[About this task]: When a line in the records contains the string "shortcut", copy that line.

[Records drawn from a dataset]
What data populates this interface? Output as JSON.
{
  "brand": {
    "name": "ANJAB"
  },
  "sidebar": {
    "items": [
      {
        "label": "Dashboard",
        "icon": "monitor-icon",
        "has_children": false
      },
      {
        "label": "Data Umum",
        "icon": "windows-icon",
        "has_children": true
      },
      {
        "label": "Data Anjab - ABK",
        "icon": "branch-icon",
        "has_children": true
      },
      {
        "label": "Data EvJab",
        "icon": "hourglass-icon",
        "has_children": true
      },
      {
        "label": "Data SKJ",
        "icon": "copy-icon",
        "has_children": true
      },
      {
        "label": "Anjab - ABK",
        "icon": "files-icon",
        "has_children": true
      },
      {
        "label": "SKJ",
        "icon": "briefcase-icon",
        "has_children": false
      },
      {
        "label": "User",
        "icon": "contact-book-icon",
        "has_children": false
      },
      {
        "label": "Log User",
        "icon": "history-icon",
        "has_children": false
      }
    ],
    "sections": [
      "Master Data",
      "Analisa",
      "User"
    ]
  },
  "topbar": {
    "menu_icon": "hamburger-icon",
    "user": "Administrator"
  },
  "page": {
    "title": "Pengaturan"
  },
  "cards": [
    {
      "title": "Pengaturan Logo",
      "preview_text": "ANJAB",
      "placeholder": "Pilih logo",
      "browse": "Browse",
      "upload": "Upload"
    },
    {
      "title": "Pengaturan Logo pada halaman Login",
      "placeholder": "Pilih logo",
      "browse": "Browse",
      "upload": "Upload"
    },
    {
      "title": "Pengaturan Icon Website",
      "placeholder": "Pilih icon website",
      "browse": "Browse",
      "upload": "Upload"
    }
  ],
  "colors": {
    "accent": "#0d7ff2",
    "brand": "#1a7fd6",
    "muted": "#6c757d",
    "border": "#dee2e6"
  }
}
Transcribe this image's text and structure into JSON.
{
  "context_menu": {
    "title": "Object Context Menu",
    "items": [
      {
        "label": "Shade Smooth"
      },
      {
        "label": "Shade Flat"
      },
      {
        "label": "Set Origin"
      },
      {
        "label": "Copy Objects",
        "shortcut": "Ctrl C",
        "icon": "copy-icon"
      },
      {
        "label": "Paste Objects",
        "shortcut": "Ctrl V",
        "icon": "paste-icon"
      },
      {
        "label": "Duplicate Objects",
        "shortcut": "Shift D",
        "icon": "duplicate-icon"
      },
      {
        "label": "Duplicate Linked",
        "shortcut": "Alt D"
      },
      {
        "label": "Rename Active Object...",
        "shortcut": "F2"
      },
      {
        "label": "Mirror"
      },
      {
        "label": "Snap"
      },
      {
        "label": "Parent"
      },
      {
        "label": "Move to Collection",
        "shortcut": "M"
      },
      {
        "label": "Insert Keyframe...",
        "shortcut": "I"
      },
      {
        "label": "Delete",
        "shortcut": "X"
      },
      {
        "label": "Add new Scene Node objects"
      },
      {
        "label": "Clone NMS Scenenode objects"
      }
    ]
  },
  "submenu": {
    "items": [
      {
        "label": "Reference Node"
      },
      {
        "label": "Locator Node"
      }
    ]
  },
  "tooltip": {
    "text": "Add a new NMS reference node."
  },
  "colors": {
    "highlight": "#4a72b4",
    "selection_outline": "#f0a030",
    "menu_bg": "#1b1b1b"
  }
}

[Answer to this exercise]:
        "shortcut": "Ctrl C",
        "shortcut": "Ctrl V",
        "shortcut": "Shift D",
        "shortcut": "Alt D"
        "shortcut": "F2"
        "shortcut": "M"
        "shortcut": "I"
        "shortcut": "X"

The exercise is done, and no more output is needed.